This feeling of life involvement, of relatedness, is what counts. The activities were not there to entertain the children or to seduce them into learning. They were there because the children were interested and became involved in the skills and work functions of the society, because they met the children’s need for rational expression of their dynamic drive toward competency and growth.
In order to be free, people in a city need to feel safe and protected by rules for traffic and codes for building and conduct. The school met health, safety and certification requirements, but we had no written documents pertaining to conduct. Unlike Summerhill and Sudbury Valley Schools, where the self-governing bodies had developed written codes for regulating and enforcing the social contract, we did not. We spoke about rules at various times and relied on shared assumptions, consensus and discussions. Over time, we developed concepts for guiding behavior that everyone agreed on, and the children created their own guides. (See chapter 5: Social Studies).
And just as in a city the public participates in creating its libraries, theaters, newspapers and rules of behavior, the children took part in creating the school. They developed their presses and publications, library, museums, music and drama groups, TV and radio stations.
The Fifteenth Street School constituted a network for facilitating formal and informal learning. It was a lively environment where children made decisions about their pursuits, expanded their social skills and acquired self-discipline in making choices, Yes, in many respects, the school was “a real city for living and learning.
I regard the record of the children at the Fifteenth Street School, working, playing, interacting for long periods of time without adult supervision, as the most salient demonstration of their capacity to regulate their own behavior.
The children’s demeanor is impossible to convey by words.

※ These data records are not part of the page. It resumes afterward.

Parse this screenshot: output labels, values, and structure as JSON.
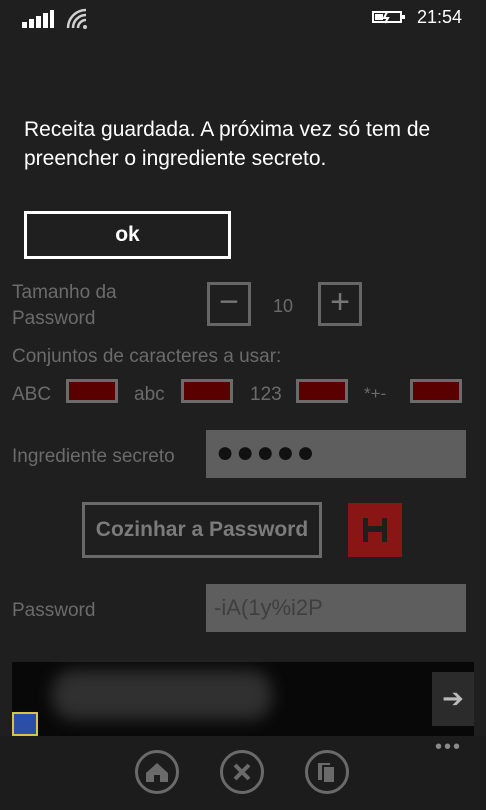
{
  "status": {
    "time": "21:54"
  },
  "dialog": {
    "message": "Receita guardada. A próxima vez só tem de preencher o ingrediente secreto.",
    "ok_label": "ok"
  },
  "form": {
    "length_label_line1": "Tamanho da",
    "length_label_line2": "Password",
    "length_value": "10",
    "minus_label": "−",
    "plus_label": "+",
    "charsets_label": "Conjuntos de caracteres a usar:",
    "charsets": [
      {
        "label": "ABC"
      },
      {
        "label": "abc"
      },
      {
        "label": "123"
      },
      {
        "label": "*+-"
      }
    ],
    "secret_label": "Ingrediente secreto",
    "secret_value": "●●●●●",
    "cook_button": "Cozinhar a Password",
    "password_label": "Password",
    "password_value": "-iA(1y%i2P"
  },
  "ad": {
    "arrow": "➔"
  },
  "appbar": {
    "more": "•••"
  }
}
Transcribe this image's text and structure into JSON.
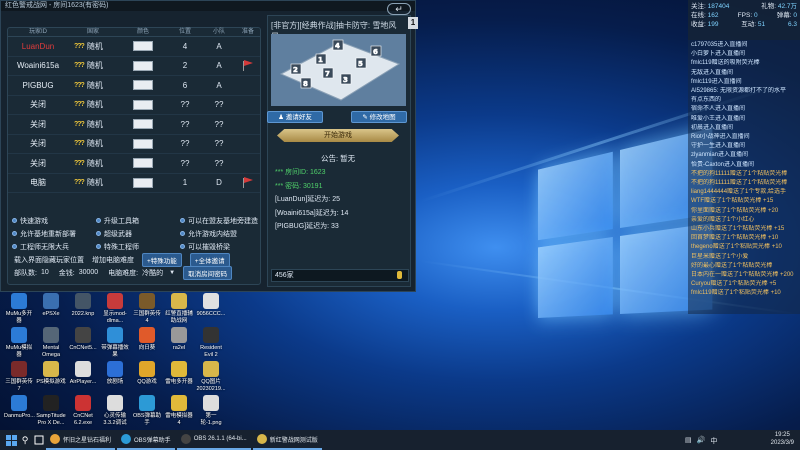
{
  "window": {
    "title": "红色警戒战网 - 房间1623(有密码)",
    "back_icon": "back-arrow-icon"
  },
  "players": {
    "headers": [
      "玩家ID",
      "国家",
      "颜色",
      "位置",
      "小队",
      "准备"
    ],
    "rows": [
      {
        "name": "LuanDun",
        "name_color": "#e23c3c",
        "country": "随机",
        "pos": "4",
        "team": "A",
        "ready": false
      },
      {
        "name": "Woaini615a",
        "name_color": "#e6eef6",
        "country": "随机",
        "pos": "2",
        "team": "A",
        "ready": true
      },
      {
        "name": "PIGBUG",
        "name_color": "#e6eef6",
        "country": "随机",
        "pos": "6",
        "team": "A",
        "ready": false
      },
      {
        "name": "关闭",
        "name_color": "#e6eef6",
        "country": "随机",
        "pos": "??",
        "team": "??",
        "ready": false
      },
      {
        "name": "关闭",
        "name_color": "#e6eef6",
        "country": "随机",
        "pos": "??",
        "team": "??",
        "ready": false
      },
      {
        "name": "关闭",
        "name_color": "#e6eef6",
        "country": "随机",
        "pos": "??",
        "team": "??",
        "ready": false
      },
      {
        "name": "关闭",
        "name_color": "#e6eef6",
        "country": "随机",
        "pos": "??",
        "team": "??",
        "ready": false
      },
      {
        "name": "电脑",
        "name_color": "#e6eef6",
        "country": "随机",
        "pos": "1",
        "team": "D",
        "ready": true
      }
    ],
    "race_glyph": "???"
  },
  "options": {
    "row1": [
      "快速游戏",
      "升级工具箱",
      "可以在盟友基地旁建造"
    ],
    "row2": [
      "允许基地重新部署",
      "超级武器",
      "允许游戏内结盟"
    ],
    "row3": [
      "工程师无限大兵",
      "特殊工程师",
      "可以摧毁桥梁"
    ],
    "row4_label": "载入界面隐藏玩家位置",
    "row4_mid": "增加电脑难度",
    "btn_special": "+特殊功能",
    "btn_all": "+全体邀请",
    "units_label": "部队数:",
    "units_value": "10",
    "money_label": "金钱:",
    "money_value": "30000",
    "ai_label": "电脑难度:",
    "ai_value": "冷酷的",
    "cancel_password": "取消房间密码"
  },
  "room": {
    "title": "[非官方][经典作战]抽卡防守: 雪地风暴",
    "number": "1",
    "invite": "邀请好友",
    "change_map": "修改地图",
    "start": "开始游戏",
    "notice": "公告: 暂无",
    "chat": [
      {
        "text": "*** 房间ID: 1623",
        "green": true
      },
      {
        "text": "*** 密码: 30191",
        "green": true
      },
      {
        "text": "[LuanDun]延迟为: 25",
        "green": false
      },
      {
        "text": "[Woaini615a]延迟为: 14",
        "green": false
      },
      {
        "text": "[PIGBUG]延迟为: 33",
        "green": false
      }
    ],
    "input": "456家"
  },
  "stats": {
    "a_label": "关注:",
    "a_val": "187404",
    "b_label": "礼物:",
    "b_val": "42.7万",
    "c_label": "在线:",
    "c_val": "162",
    "d_label": "弹幕:",
    "d_val": "0",
    "fps_label": "FPS:",
    "fps_val": "0",
    "e_label": "收益:",
    "e_val": "199",
    "f_label": "互动:",
    "f_val": "51",
    "g_val": "6.3"
  },
  "chatlog": [
    "c1797035进入直播间",
    "小白萝卜进入直播间",
    "fmlc119赠送的吸附荧光棒",
    "无敌进入直播间",
    "fmlc119进入直播间",
    "AI529865: 无限资源都打不了的水平",
    "有点东西的",
    "宿命不人进入直播间",
    "唯爱小王进入直播间",
    "初晨进入直播间",
    "Riot小战神进入直播间",
    "守护一生进入直播间",
    "zlyanmian进入直播间",
    "怡贵-Caxton进入直播间",
    "不把的狗11111赠送了1个粘贴荧光棒",
    "不把的狗11111赠送了1个粘贴荧光棒",
    "liang1444444赠送了1个专款,给选手",
    "WTF赠送了1个粘贴荧光棒 +15",
    "你里面赠送了1个粘贴荧光棒 +20",
    "亲爱的赠送了1个小红心",
    "山东小兵赠送了1个粘贴荧光棒 +15",
    "回首梦赠送了1个粘贴荧光棒 +10",
    "thegeno赠送了1个粘贴荧光棒 +10",
    "巨星米赠送了1个小爱",
    "好的最心赠送了1个粘贴荧光棒",
    "日本内在一赠送了1个粘贴荧光棒 +200",
    "Curyou赠送了1个粘贴荧光棒 +5",
    "fmlc119赠送了1个粘贴荧光棒 +10"
  ],
  "desktop_icons": [
    {
      "label": "MuMu多开器",
      "color": "#2c7bd6"
    },
    {
      "label": "ePSXe",
      "color": "#3a6fb0"
    },
    {
      "label": "2022.knp",
      "color": "#445566"
    },
    {
      "label": "显示mod-dlma...",
      "color": "#c73b3b"
    },
    {
      "label": "三国群英传4",
      "color": "#7a5a2a"
    },
    {
      "label": "红警直播辅助战网",
      "color": "#d8b74a"
    },
    {
      "label": "9056CCC...",
      "color": "#e0e0e0"
    },
    {
      "label": "MuMu模拟器",
      "color": "#2c7bd6"
    },
    {
      "label": "Mental Omega",
      "color": "#556677"
    },
    {
      "label": "CnCNet5...",
      "color": "#444"
    },
    {
      "label": "带弹幕播效果",
      "color": "#2f8fd8"
    },
    {
      "label": "向日葵",
      "color": "#e05a2a"
    },
    {
      "label": "ra2el",
      "color": "#999"
    },
    {
      "label": "Resident Evil 2",
      "color": "#333"
    },
    {
      "label": "三国群英传7",
      "color": "#7a2a2a"
    },
    {
      "label": "PS模拟游戏",
      "color": "#d8b74a"
    },
    {
      "label": "AirPlayer...",
      "color": "#dddddd"
    },
    {
      "label": "放剧场",
      "color": "#2c6fd6"
    },
    {
      "label": "QQ游戏",
      "color": "#e0a62a"
    },
    {
      "label": "雷电多开器",
      "color": "#e0b93a"
    },
    {
      "label": "QQ图片20230219...",
      "color": "#d8b74a"
    },
    {
      "label": "DanmuPro...",
      "color": "#2c7bd6"
    },
    {
      "label": "SampTitude Pro X De...",
      "color": "#222"
    },
    {
      "label": "CnCNet 6.2.exe",
      "color": "#c33"
    },
    {
      "label": "心灵传输3.3.2调试",
      "color": "#ddd"
    },
    {
      "label": "OBS弹幕助手",
      "color": "#2c9ad6"
    },
    {
      "label": "雷电模拟器4",
      "color": "#e0b93a"
    },
    {
      "label": "第一轮-1.png",
      "color": "#ddd"
    }
  ],
  "taskbar": {
    "items": [
      "怀旧之星钻石福利",
      "OBS弹幕助手",
      "OBS 26.1.1 (64-bi...",
      "新红警战网测试版"
    ],
    "time": "19:25",
    "date": "2023/3/9",
    "ime": "中"
  }
}
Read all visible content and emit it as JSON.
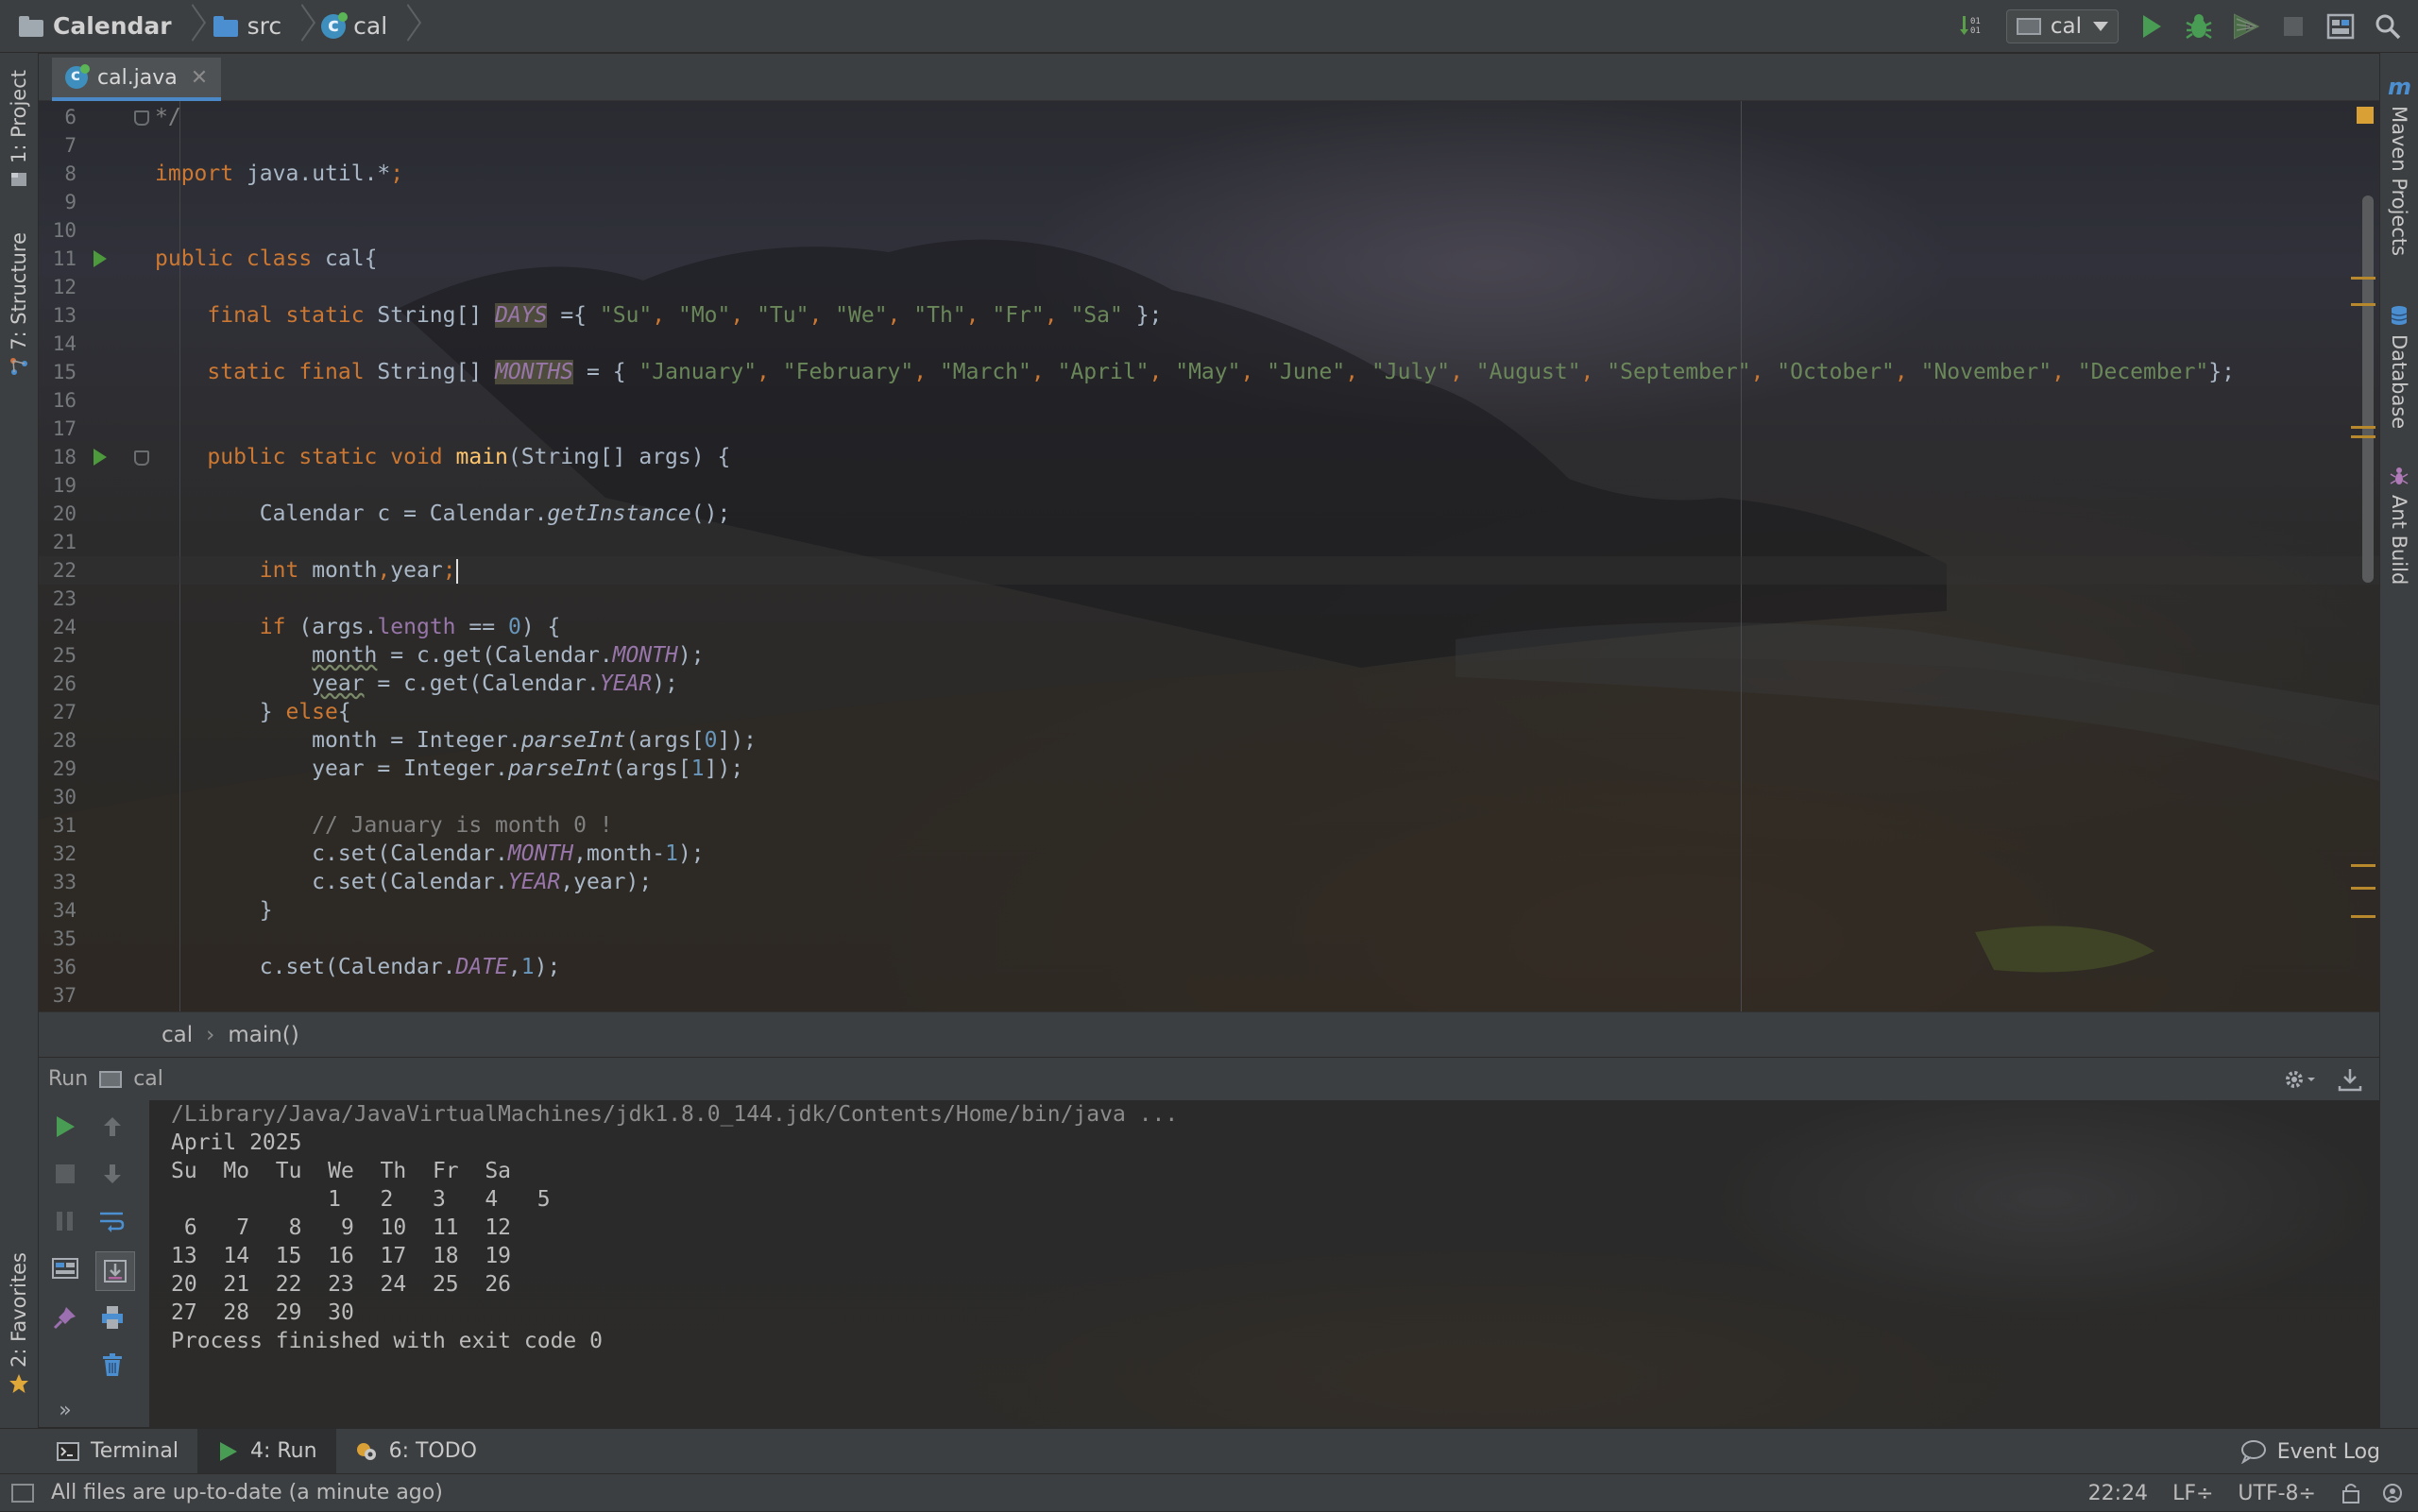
{
  "toolbar": {
    "breadcrumbs": [
      "Calendar",
      "src",
      "cal"
    ],
    "run_config": "cal"
  },
  "left_tabs": {
    "project": "1: Project",
    "structure": "7: Structure",
    "favorites": "2: Favorites"
  },
  "right_tabs": {
    "maven": "Maven Projects",
    "database": "Database",
    "ant": "Ant Build"
  },
  "editor": {
    "tab_label": "cal.java",
    "breadcrumb": [
      "cal",
      "main()"
    ],
    "line_numbers": [
      "6",
      "7",
      "8",
      "9",
      "10",
      "11",
      "12",
      "13",
      "14",
      "15",
      "16",
      "17",
      "18",
      "19",
      "20",
      "21",
      "22",
      "23",
      "24",
      "25",
      "26",
      "27",
      "28",
      "29",
      "30",
      "31",
      "32",
      "33",
      "34",
      "35",
      "36",
      "37"
    ],
    "code": {
      "l6": "*/",
      "l8_kw": "import",
      "l8_rest": "java.util.*",
      "l8_end": ";",
      "l11_kw": "public class",
      "l11_rest": "cal{",
      "l13_kw": "final static",
      "l13_type": "String[]",
      "l13_name": "DAYS",
      "l13_eq": "={",
      "l13_days": [
        "\"Su\"",
        "\"Mo\"",
        "\"Tu\"",
        "\"We\"",
        "\"Th\"",
        "\"Fr\"",
        "\"Sa\""
      ],
      "l13_end": "};",
      "l15_kw": "static final",
      "l15_type": "String[]",
      "l15_name": "MONTHS",
      "l15_eq": "= {",
      "l15_months": [
        "\"January\"",
        "\"February\"",
        "\"March\"",
        "\"April\"",
        "\"May\"",
        "\"June\"",
        "\"July\"",
        "\"August\"",
        "\"September\"",
        "\"October\"",
        "\"November\"",
        "\"December\""
      ],
      "l15_end": "};",
      "l18_kw": "public static void",
      "l18_fn": "main",
      "l18_rest": "(String[] args) {",
      "l20_a": "Calendar c = Calendar.",
      "l20_m": "getInstance",
      "l20_b": "();",
      "l22_kw": "int",
      "l22_rest": "month",
      "l22_c": ",",
      "l22_rest2": "year",
      "l22_end": ";",
      "l24_kw": "if",
      "l24_a": "(args.",
      "l24_f": "length",
      "l24_b": "==",
      "l24_n": "0",
      "l24_c": ") {",
      "l25_a": "month",
      "l25_b": " = c.get(Calendar.",
      "l25_f": "MONTH",
      "l25_c": ");",
      "l26_a": "year",
      "l26_b": " = c.get(Calendar.",
      "l26_f": "YEAR",
      "l26_c": ");",
      "l27_a": "} ",
      "l27_kw": "else",
      "l27_b": "{",
      "l28_a": "month = Integer.",
      "l28_m": "parseInt",
      "l28_b": "(args[",
      "l28_n": "0",
      "l28_c": "]);",
      "l29_a": "year = Integer.",
      "l29_m": "parseInt",
      "l29_b": "(args[",
      "l29_n": "1",
      "l29_c": "]);",
      "l31": "// January is month 0 !",
      "l32_a": "c.set(Calendar.",
      "l32_f": "MONTH",
      "l32_b": ",month-",
      "l32_n": "1",
      "l32_c": ");",
      "l33_a": "c.set(Calendar.",
      "l33_f": "YEAR",
      "l33_b": ",year);",
      "l34": "}",
      "l36_a": "c.set(Calendar.",
      "l36_f": "DATE",
      "l36_b": ",",
      "l36_n": "1",
      "l36_c": ");"
    }
  },
  "run_panel": {
    "title": "Run",
    "config": "cal",
    "output": [
      "/Library/Java/JavaVirtualMachines/jdk1.8.0_144.jdk/Contents/Home/bin/java ...",
      "April 2025",
      "Su  Mo  Tu  We  Th  Fr  Sa",
      "            1   2   3   4   5",
      " 6   7   8   9  10  11  12",
      "13  14  15  16  17  18  19",
      "20  21  22  23  24  25  26",
      "27  28  29  30",
      "Process finished with exit code 0"
    ]
  },
  "bottom_tabs": {
    "terminal": "Terminal",
    "run": "4: Run",
    "todo": "6: TODO",
    "event_log": "Event Log"
  },
  "status_bar": {
    "message": "All files are up-to-date (a minute ago)",
    "position": "22:24",
    "line_sep": "LF÷",
    "encoding": "UTF-8÷"
  },
  "colors": {
    "keyword": "#cc7832",
    "string": "#6a8759",
    "number": "#6897bb",
    "field": "#9876aa",
    "method": "#ffc66d",
    "comment": "#808080",
    "run_green": "#4c9a3b"
  }
}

The expressions of joy, exuberance and intensity in their faces and body language are palpable in photographs that reveal the children’s vibrant engagement with the multidimensional world of relationships and things, with the materials to be formed, transformed.